Work item: Only lines with the string "title" are wanted. Pull them out of the data.

[Stored records]
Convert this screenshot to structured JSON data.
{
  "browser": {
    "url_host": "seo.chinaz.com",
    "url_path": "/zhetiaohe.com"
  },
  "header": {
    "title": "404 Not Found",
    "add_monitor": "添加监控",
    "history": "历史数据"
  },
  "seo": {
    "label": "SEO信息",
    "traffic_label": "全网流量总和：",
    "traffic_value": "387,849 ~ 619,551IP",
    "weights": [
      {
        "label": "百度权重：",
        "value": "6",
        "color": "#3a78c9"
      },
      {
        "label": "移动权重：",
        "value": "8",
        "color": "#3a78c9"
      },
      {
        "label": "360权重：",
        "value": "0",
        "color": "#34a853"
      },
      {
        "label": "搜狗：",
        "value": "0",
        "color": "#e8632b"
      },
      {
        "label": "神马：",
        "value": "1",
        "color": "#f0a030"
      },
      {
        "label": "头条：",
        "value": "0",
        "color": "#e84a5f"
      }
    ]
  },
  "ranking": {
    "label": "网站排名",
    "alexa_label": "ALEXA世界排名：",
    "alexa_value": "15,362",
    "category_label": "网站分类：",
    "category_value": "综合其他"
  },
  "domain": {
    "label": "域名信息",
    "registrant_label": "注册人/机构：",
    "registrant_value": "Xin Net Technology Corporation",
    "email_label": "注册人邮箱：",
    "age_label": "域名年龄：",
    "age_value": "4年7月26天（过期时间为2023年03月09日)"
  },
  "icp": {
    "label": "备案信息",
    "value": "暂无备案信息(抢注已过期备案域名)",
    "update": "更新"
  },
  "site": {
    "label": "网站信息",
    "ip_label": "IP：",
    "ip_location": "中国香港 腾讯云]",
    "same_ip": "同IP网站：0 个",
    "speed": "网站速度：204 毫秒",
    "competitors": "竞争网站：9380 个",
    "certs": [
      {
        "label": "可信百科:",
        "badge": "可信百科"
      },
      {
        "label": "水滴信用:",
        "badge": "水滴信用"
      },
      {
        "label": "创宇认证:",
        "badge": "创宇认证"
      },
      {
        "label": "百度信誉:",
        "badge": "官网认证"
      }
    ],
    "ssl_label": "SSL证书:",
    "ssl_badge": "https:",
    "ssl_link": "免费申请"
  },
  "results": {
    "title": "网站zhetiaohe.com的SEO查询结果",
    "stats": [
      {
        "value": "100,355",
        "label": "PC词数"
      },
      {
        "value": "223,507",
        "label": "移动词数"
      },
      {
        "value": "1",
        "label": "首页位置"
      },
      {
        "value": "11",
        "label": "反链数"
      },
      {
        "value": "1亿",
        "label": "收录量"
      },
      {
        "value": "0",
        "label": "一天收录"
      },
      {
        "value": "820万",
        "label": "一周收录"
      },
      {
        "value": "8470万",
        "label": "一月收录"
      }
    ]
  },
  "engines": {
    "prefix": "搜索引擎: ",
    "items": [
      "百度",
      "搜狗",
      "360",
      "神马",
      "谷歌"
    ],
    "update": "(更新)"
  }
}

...

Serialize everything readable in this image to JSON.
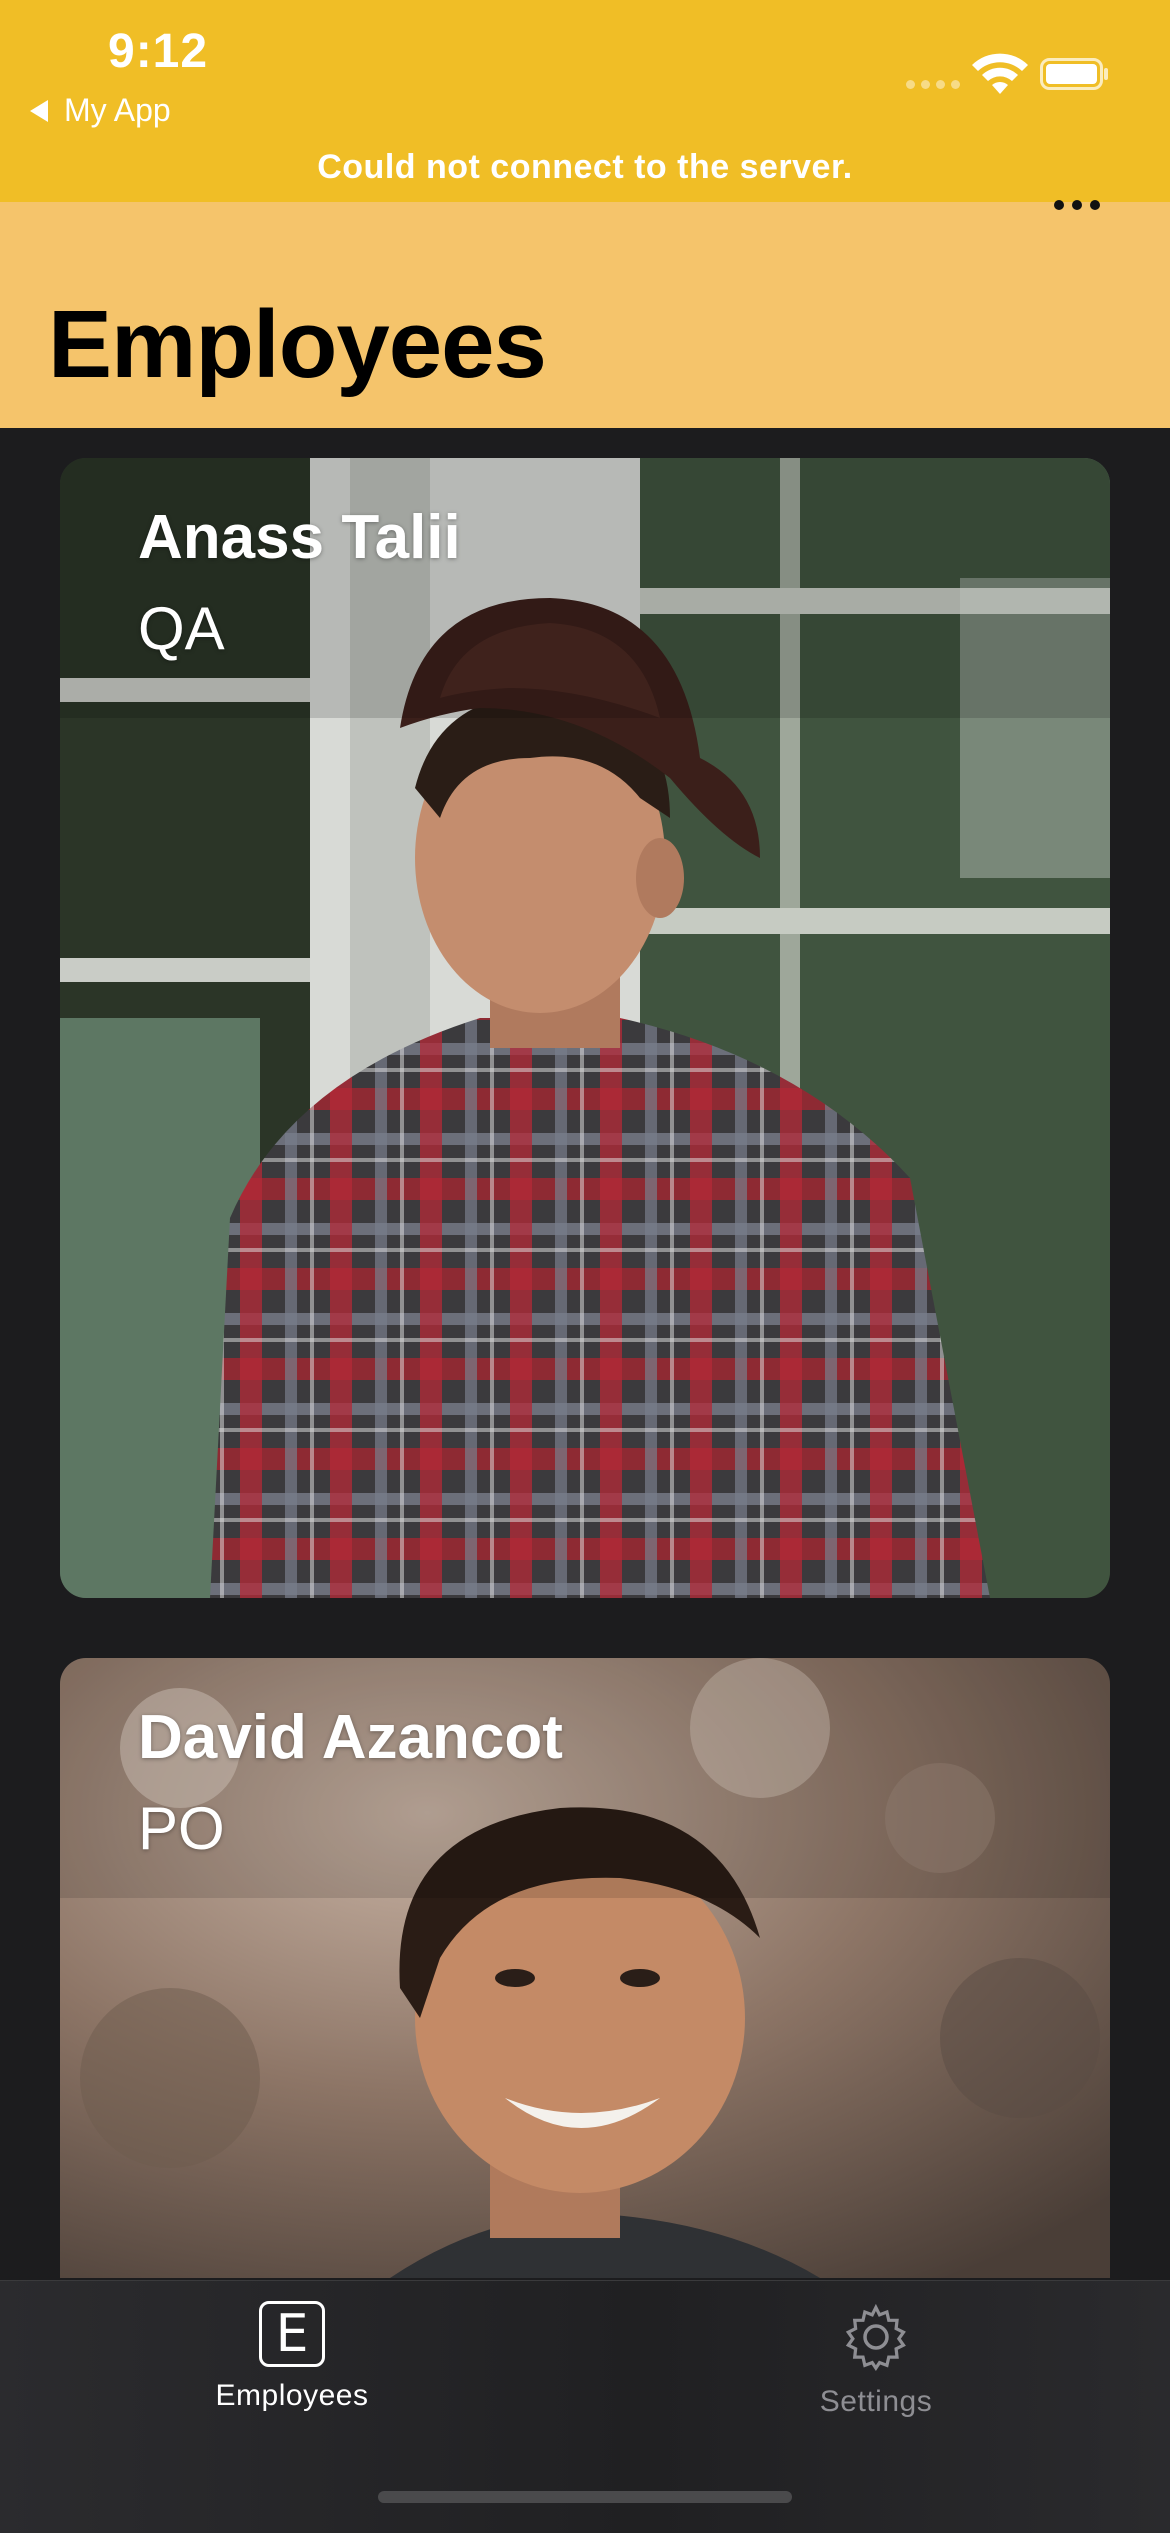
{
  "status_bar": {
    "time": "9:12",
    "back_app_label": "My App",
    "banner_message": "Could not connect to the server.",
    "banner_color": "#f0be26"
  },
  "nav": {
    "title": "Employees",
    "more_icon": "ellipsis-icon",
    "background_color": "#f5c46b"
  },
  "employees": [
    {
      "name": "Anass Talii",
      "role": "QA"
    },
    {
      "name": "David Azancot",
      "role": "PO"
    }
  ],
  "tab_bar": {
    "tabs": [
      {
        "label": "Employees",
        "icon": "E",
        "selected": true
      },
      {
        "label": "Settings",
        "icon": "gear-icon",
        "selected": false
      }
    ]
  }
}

Written response:
    "title": "404 Not Found",
    "title": "网站zhetiaohe.com的SEO查询结果",
    "title": "Employees",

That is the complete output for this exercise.